Explain the economic and social consequences of prohibiting the replacement of economic strikers?
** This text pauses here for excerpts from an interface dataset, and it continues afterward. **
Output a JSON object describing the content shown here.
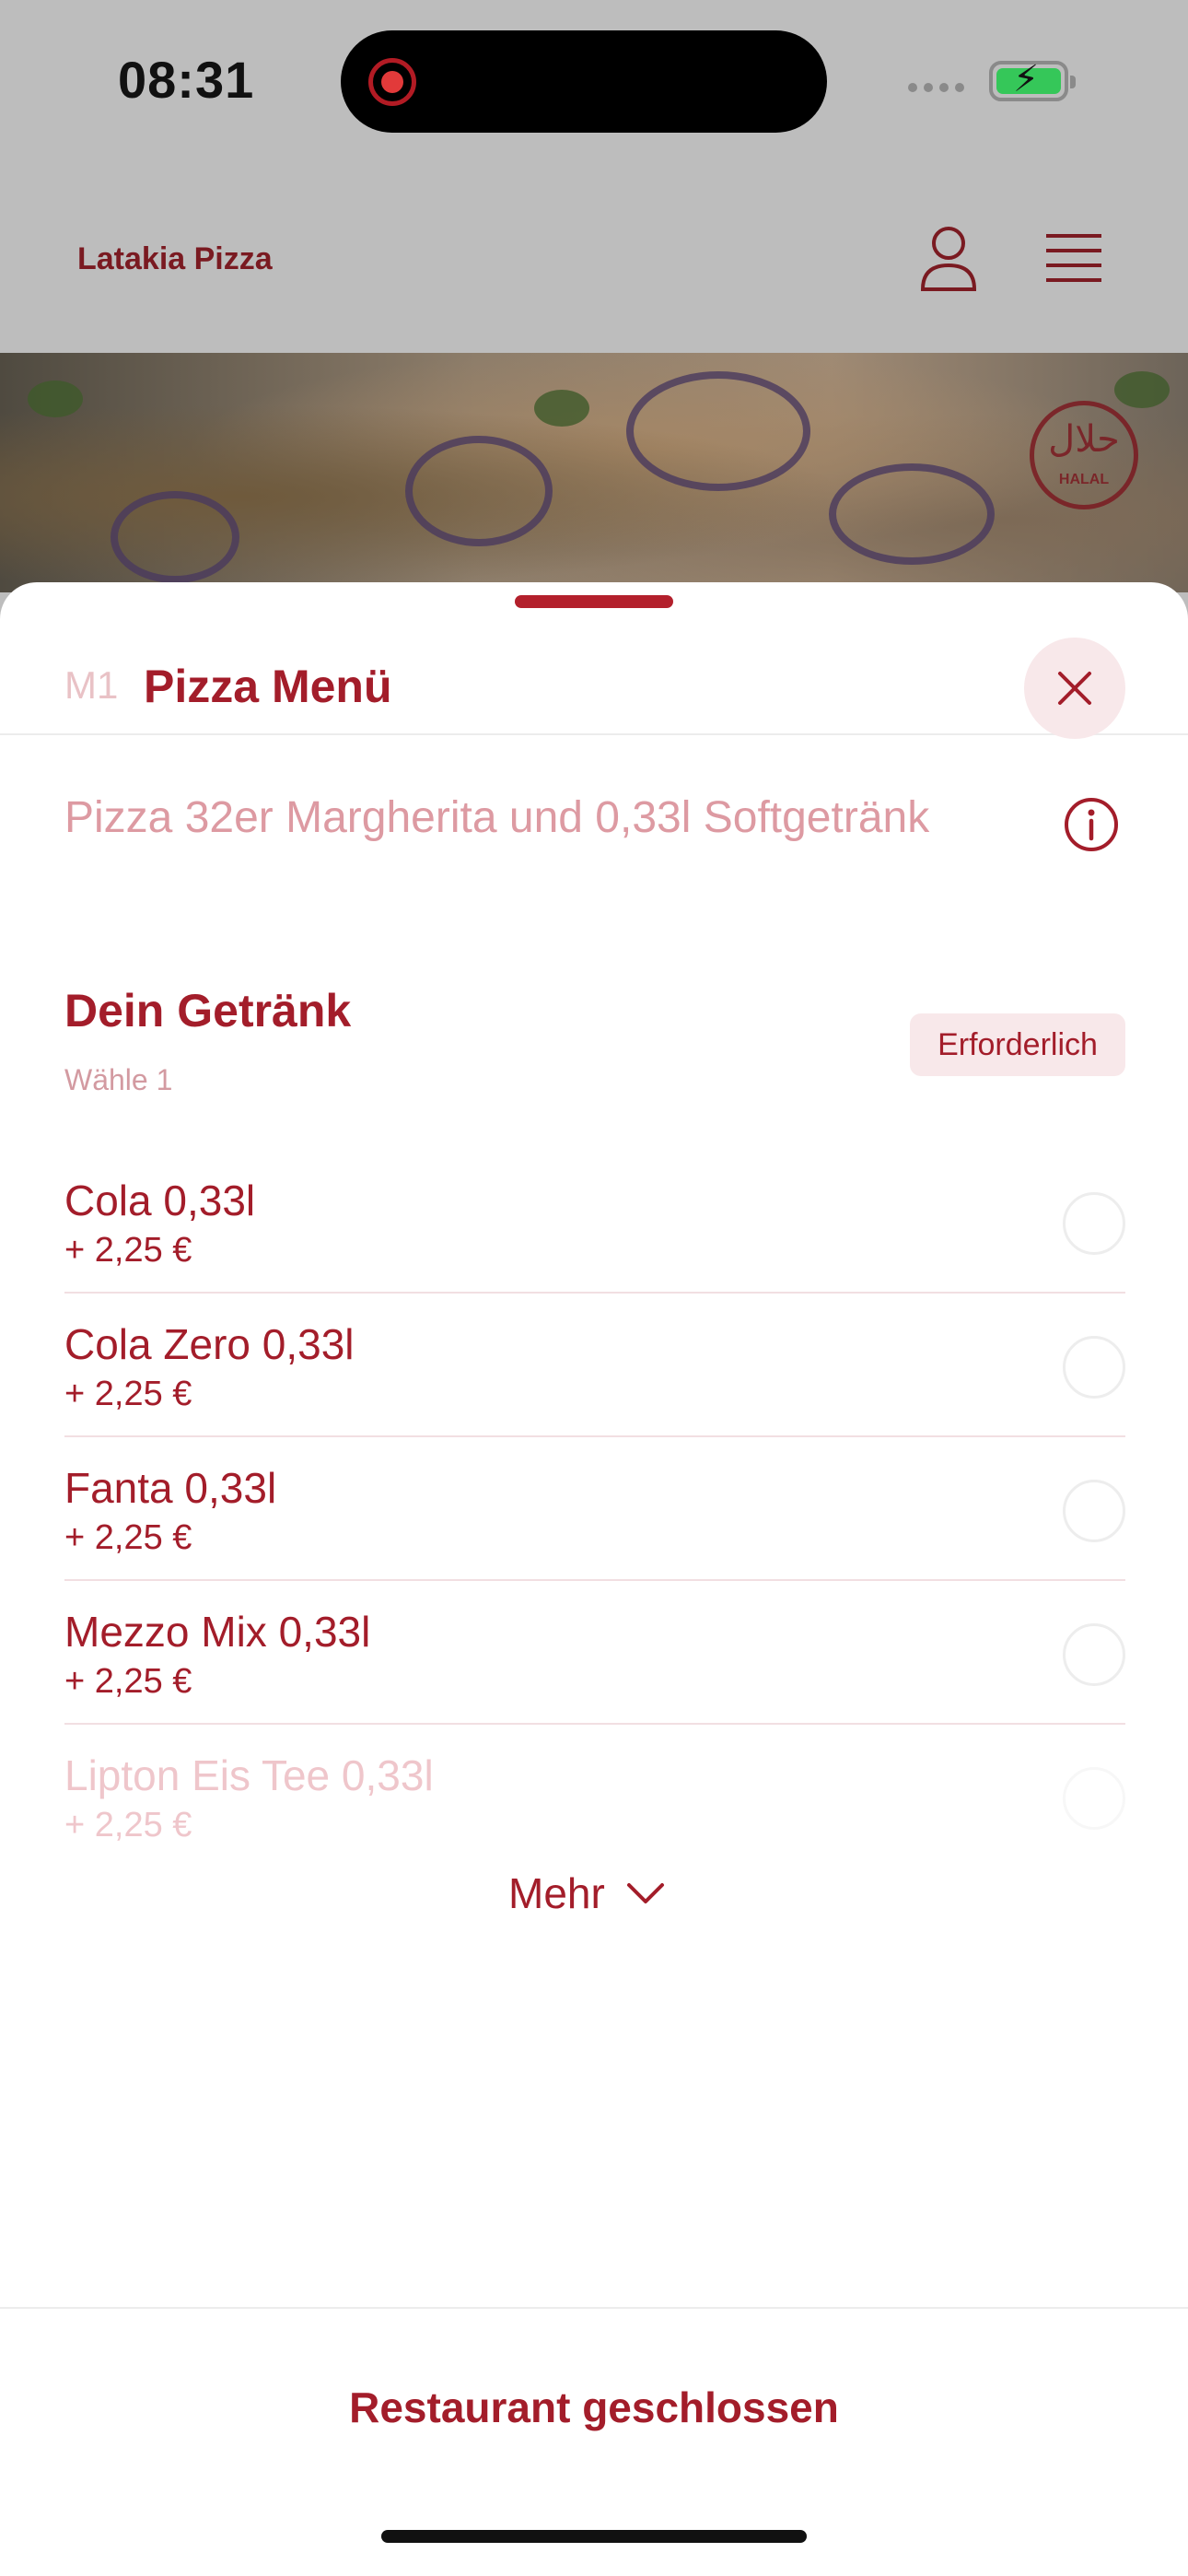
{
  "status_bar": {
    "time": "08:31"
  },
  "app_header": {
    "brand": "Latakia Pizza",
    "halal_arabic": "حلال",
    "halal_latin": "HALAL"
  },
  "sheet": {
    "item_code": "M1",
    "item_title": "Pizza Menü",
    "description": "Pizza 32er Margherita und 0,33l Softgetränk",
    "section": {
      "title": "Dein Getränk",
      "subtitle": "Wähle 1",
      "badge": "Erforderlich"
    },
    "options": [
      {
        "name": "Cola 0,33l",
        "price": "+ 2,25 €"
      },
      {
        "name": "Cola Zero 0,33l",
        "price": "+ 2,25 €"
      },
      {
        "name": "Fanta 0,33l",
        "price": "+ 2,25 €"
      },
      {
        "name": "Mezzo Mix 0,33l",
        "price": "+ 2,25 €"
      },
      {
        "name": "Lipton Eis Tee 0,33l",
        "price": "+ 2,25 €"
      }
    ],
    "more_label": "Mehr",
    "footer_label": "Restaurant geschlossen"
  },
  "colors": {
    "accent": "#a31d2a",
    "badge_bg": "#f8e8ea",
    "overlay": "#bdbdbd"
  },
  "icons": [
    "record-icon",
    "signal-icon",
    "battery-icon",
    "profile-icon",
    "hamburger-menu-icon",
    "close-icon",
    "info-icon",
    "chevron-down-icon"
  ]
}
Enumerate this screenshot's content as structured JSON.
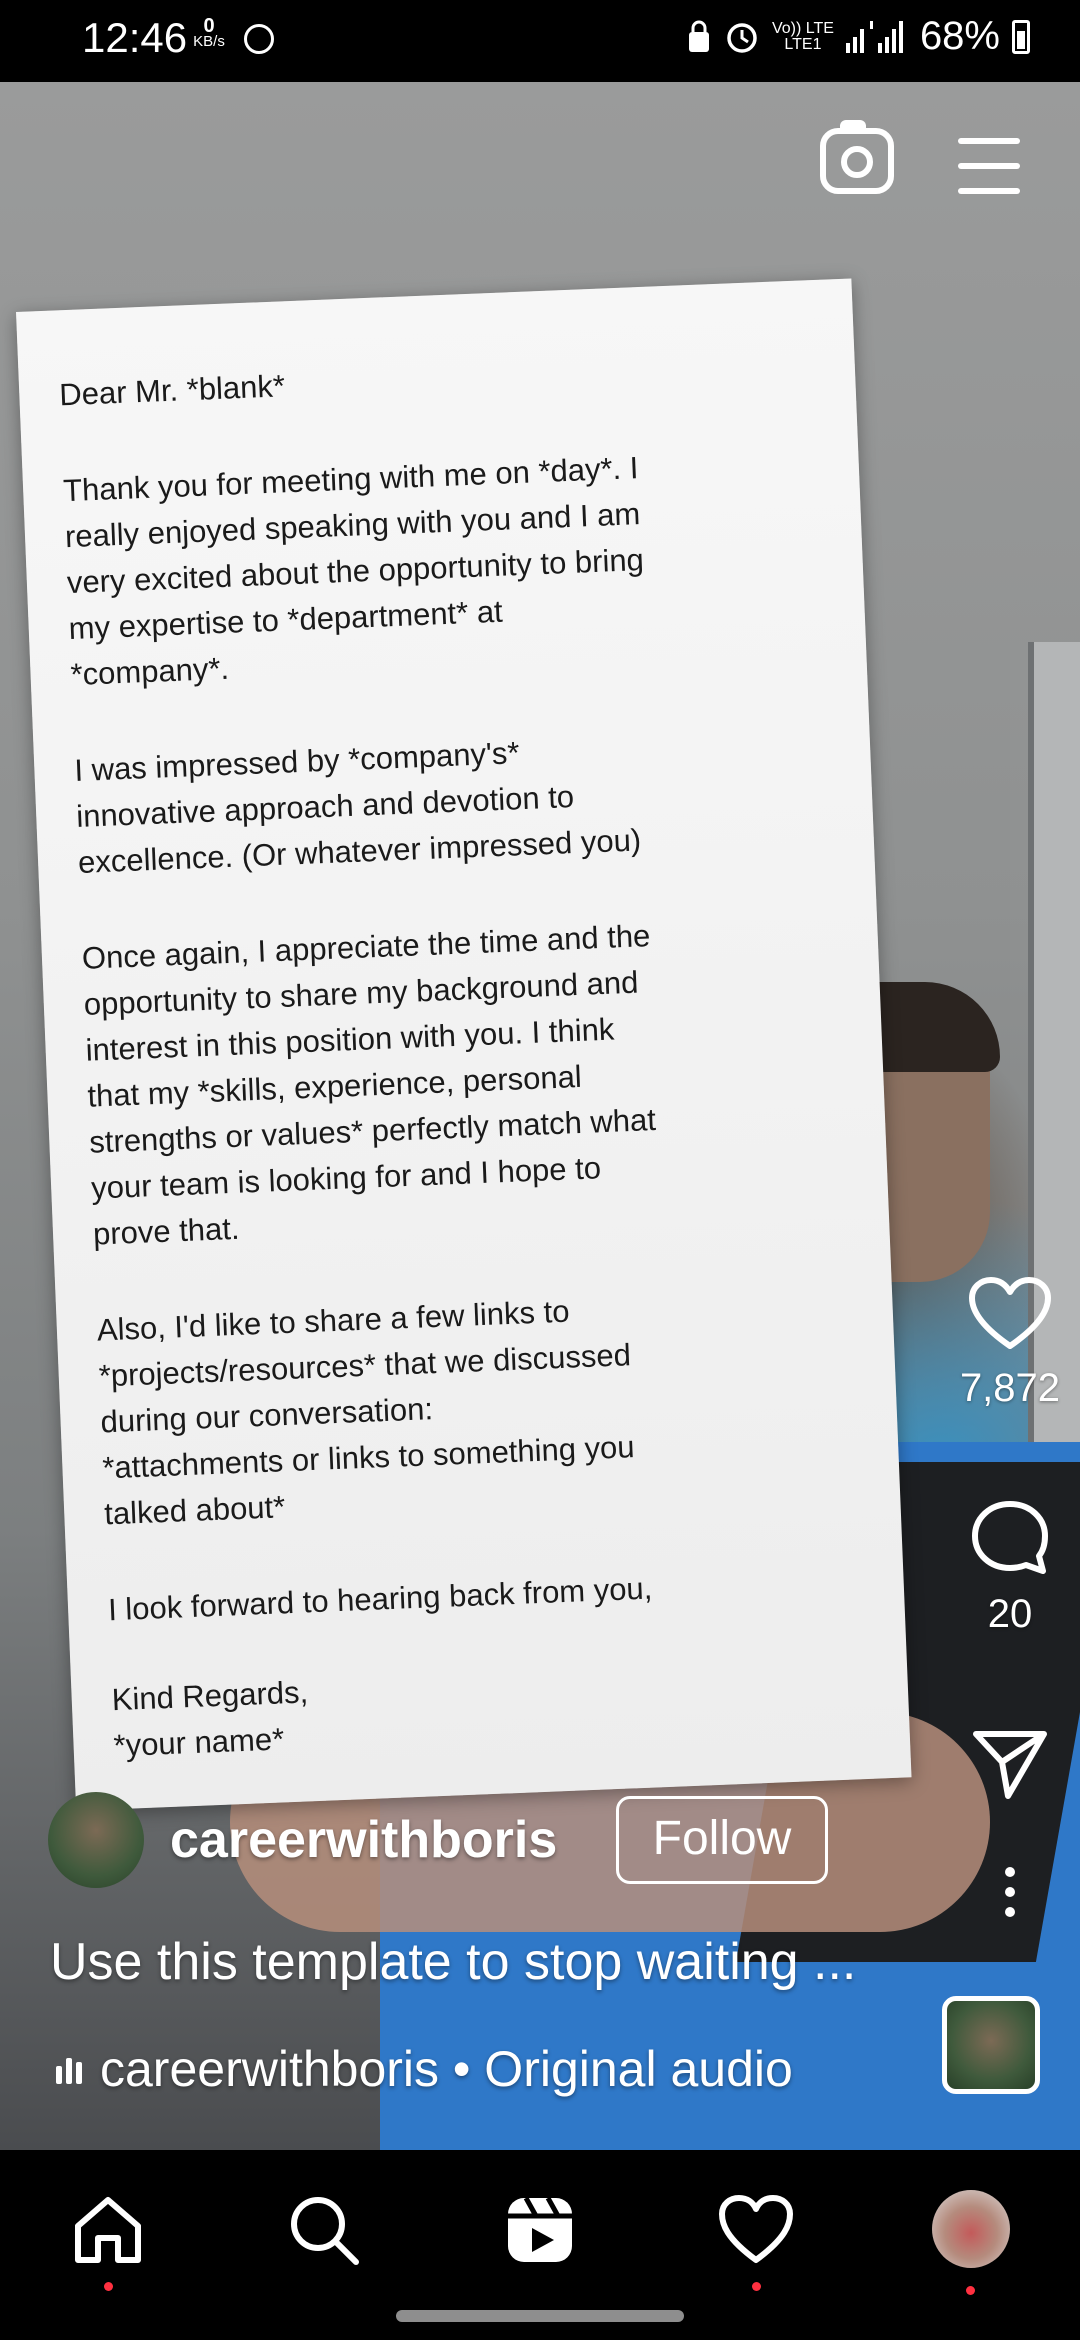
{
  "status_bar": {
    "time": "12:46",
    "net_speed": "0",
    "net_unit": "KB/s",
    "network_label": "Vo)) LTE",
    "network_sub": "LTE1",
    "battery": "68%"
  },
  "letter": {
    "paragraphs": [
      "Dear Mr. *blank*",
      "Thank you for meeting with me on *day*. I\nreally enjoyed speaking with you and I am\nvery excited about the opportunity to bring\nmy expertise to *department* at\n*company*.",
      "I was impressed by *company's*\ninnovative approach and devotion to\nexcellence. (Or whatever impressed you)",
      "Once again, I appreciate the time and the\nopportunity to share my background and\ninterest in this position with you. I think\nthat my *skills, experience, personal\nstrengths or values* perfectly match what\nyour team is looking for and I hope to\nprove that.",
      "Also, I'd like to share a few links to\n*projects/resources* that we discussed\nduring our conversation:\n*attachments or links to something you\ntalked about*",
      "I look forward to hearing back from you,",
      "Kind Regards,\n*your name*"
    ]
  },
  "actions": {
    "likes": "7,872",
    "comments": "20"
  },
  "post": {
    "username": "careerwithboris",
    "follow_label": "Follow",
    "caption": "Use this template to stop waiting ...",
    "audio": "careerwithboris • Original audio"
  },
  "icons": {
    "camera": "camera-icon",
    "menu": "menu-icon",
    "like": "heart-icon",
    "comment": "comment-icon",
    "share": "send-icon",
    "more": "more-vertical-icon",
    "nav": [
      "home-icon",
      "search-icon",
      "reels-icon",
      "heart-icon",
      "profile-avatar"
    ]
  },
  "colors": {
    "notification_dot": "#ff3040",
    "background": "#000000"
  }
}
to the curriculum knowledge devolved from the curriculum theory of current times. Therefore Young (2013) concludes that curriculum alone, is not a plausible manner in which to bring powerful knowledge to learners but rather in combat to this the teaching style adopted and how this is brought to the students is how teachers can give access to the powerful knowledge/concepts of a subject. As my illustrative example of where I have made powerful knowledge accessible in my teaching practice will be coming from education through vocational studies (ie. BTEC) it is interesting to note the criticism of vocational education given by Gove. It was inferred that vocational studies are less academically developing and not creditable to the GCSE equivalents currently assigned to them (Sharp, 2010). This in some regard can be linked to Wheelahan (2007) suggesting that vocational studies lock students out from accessing powerful knowledge as these courses are designed to a particular subject area with a specific vocational outcome. In doing so this has the potential to create greater inequality between those who are seen as the working class and find vocational courses more accessible to them, and those more privileged engaged in ‘more academic’, higher level education (Beck, 2013). As a result, Beck (2013) suggests that an overlap does exist between powerful knowledge and the knowledge of the powerful and that in pursuing the knowledge-based curriculum of Young (2013) the ‘access for all’ of powerful knowledge will become more disparate. Powerful knowledge in Business and Economics It has already been highlighted that powerful knowledge is ill-defined, it exists beyond the curriculum and various forms of powerful knowledge fall between different curriculum subjects (Young, 2013). Powerful knowledge is produced by academics within a particular area of study and passed on to school, colleges and teachers who then have the responsibility to instil this knowledge in learners and inspire them. Powerful knowledge is a social epistemic train of thought whereby the receiver is able to apply knowledge in new contexts and potentially and importantly, engage in matters of public interest (Young and Muller, 2013). Therefore, when it comes to Business and Economics it could be argued that there are many areas where powerful knowledge can be made available to learners. There are subject areas that revolve around many real-world dilemmas and areas of social interest, which are not embedded in the curriculum. This is when teachin>GET ANSWER